Walking is a great form of cardio that we already know how to do, but you have to do it briskly or find a way to push yourself. The heart is a muscle and, like your biceps, gets stronger only with challenge. Make your walk more challenging by increasing the incline on the treadmill or wearing a weighted vest on your outdoor walks.
Dance lets you sweat and de-stress. Have you seen the transformations on Dancing with the Stars? If ballroom isn’t your thing, try a hip-hop or swing class. You can always crank up your favorite tunes and get crazy in your living room. (more…)
When I first heard the name “Orangetheory Fitness,” my mind immediately conjured up images of some kind of old school punk band playing a set in someone’s basement. Boy was I wrong! As it turns out, it’s a rapidly expanding fitness sensation (locations in more than 15 states and 2 Canadian territories) that is taking the continent by storm!
I ventured over to the Naperville, IL location (as I am now a Chicagoland resident) to try out a class to see what it was all about. When I entered I was greeted by a very friendly staff who explained the workings of what was to transpire in class. I was given my own heart rate monitor to wear for the workout to see how hard I’d actually be working.
The workout starts with interval training (which I am a HUGE fan of). The first part consisted of Indo Row machines (rowers with water in them for a real rowing effect) and then switching to the box area where we did various strength training moves. This persisted for about a half hour. At first, I was like “Easy Peasy!,” but by the third time around, I was sweating profusely and was feeling the burn!
The second half of the class had us on the treadmills. We did various lengths of intervals, running and jogging, mixed with recovery walks in between. I felt as though I could run a lot harder and faster because we were doing shorter sprints, rather than long drawn out runs. By the end of the second half, I had clocked more than two miles in sprints! (more…)

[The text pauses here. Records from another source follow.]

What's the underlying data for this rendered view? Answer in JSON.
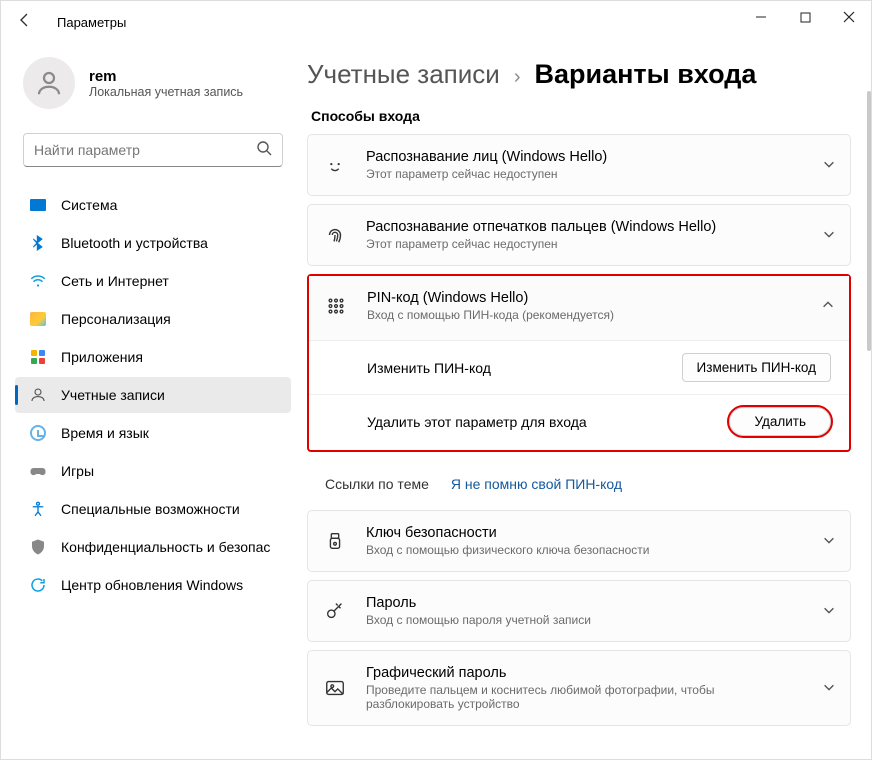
{
  "window": {
    "title": "Параметры"
  },
  "profile": {
    "name": "rem",
    "subtitle": "Локальная учетная запись"
  },
  "search": {
    "placeholder": "Найти параметр"
  },
  "nav": {
    "items": [
      {
        "label": "Система"
      },
      {
        "label": "Bluetooth и устройства"
      },
      {
        "label": "Сеть и Интернет"
      },
      {
        "label": "Персонализация"
      },
      {
        "label": "Приложения"
      },
      {
        "label": "Учетные записи"
      },
      {
        "label": "Время и язык"
      },
      {
        "label": "Игры"
      },
      {
        "label": "Специальные возможности"
      },
      {
        "label": "Конфиденциальность и безопасность"
      },
      {
        "label": "Центр обновления Windows"
      }
    ]
  },
  "breadcrumb": {
    "parent": "Учетные записи",
    "current": "Варианты входа"
  },
  "section": {
    "title": "Способы входа"
  },
  "cards": {
    "face": {
      "title": "Распознавание лиц (Windows Hello)",
      "sub": "Этот параметр сейчас недоступен"
    },
    "finger": {
      "title": "Распознавание отпечатков пальцев (Windows Hello)",
      "sub": "Этот параметр сейчас недоступен"
    },
    "pin": {
      "title": "PIN-код (Windows Hello)",
      "sub": "Вход с помощью ПИН-кода (рекомендуется)"
    },
    "pin_change_label": "Изменить ПИН-код",
    "pin_change_button": "Изменить ПИН-код",
    "pin_remove_label": "Удалить этот параметр для входа",
    "pin_remove_button": "Удалить",
    "related_label": "Ссылки по теме",
    "related_link": "Я не помню свой ПИН-код",
    "seckey": {
      "title": "Ключ безопасности",
      "sub": "Вход с помощью физического ключа безопасности"
    },
    "password": {
      "title": "Пароль",
      "sub": "Вход с помощью пароля учетной записи"
    },
    "picture": {
      "title": "Графический пароль",
      "sub": "Проведите пальцем и коснитесь любимой фотографии, чтобы разблокировать устройство"
    }
  }
}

- Exercise scientists have found that a seven minute, high intensity workout yields the same cardiovascular and muscular results as an extended fitness session, like running for a couple of hours.

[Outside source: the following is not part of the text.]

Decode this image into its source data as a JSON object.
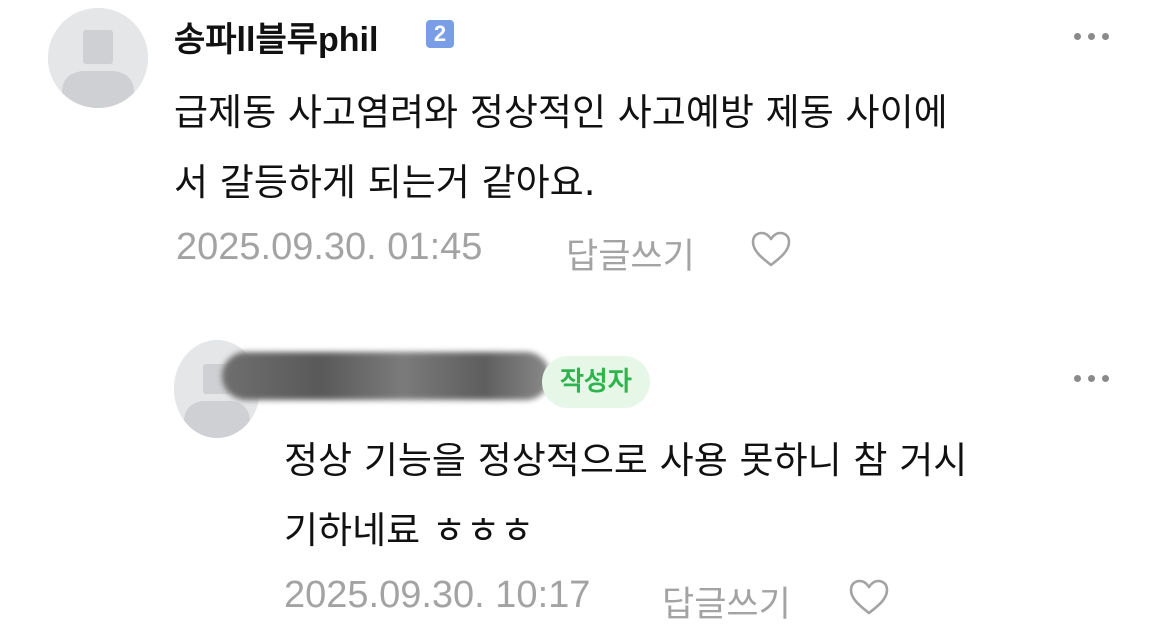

- The exercise program incorporates 12 different workouts, executed in quick succession with less than 30 seconds of rest between bouts, and works to maximize metabolic efficiency.
- Longer exercise sessions negatively impacted the intensity of a workout, and 15-20 repetitions of an individual fitness bout fulfilled metabolic requirements, according to researchers at the Human Performance Center in Orlando, Florida.
- The 12-step circuit aims to sustain an increased heart rate while burning calories and developing strength in the core, upper, and lower body.
- The workout can be conveniently completed at home with your own body weight serving as natural dumbbells and your office chair the only equipment required.
Get More Information at: ACSM Health & Fitness Journal, ABC News, Greatist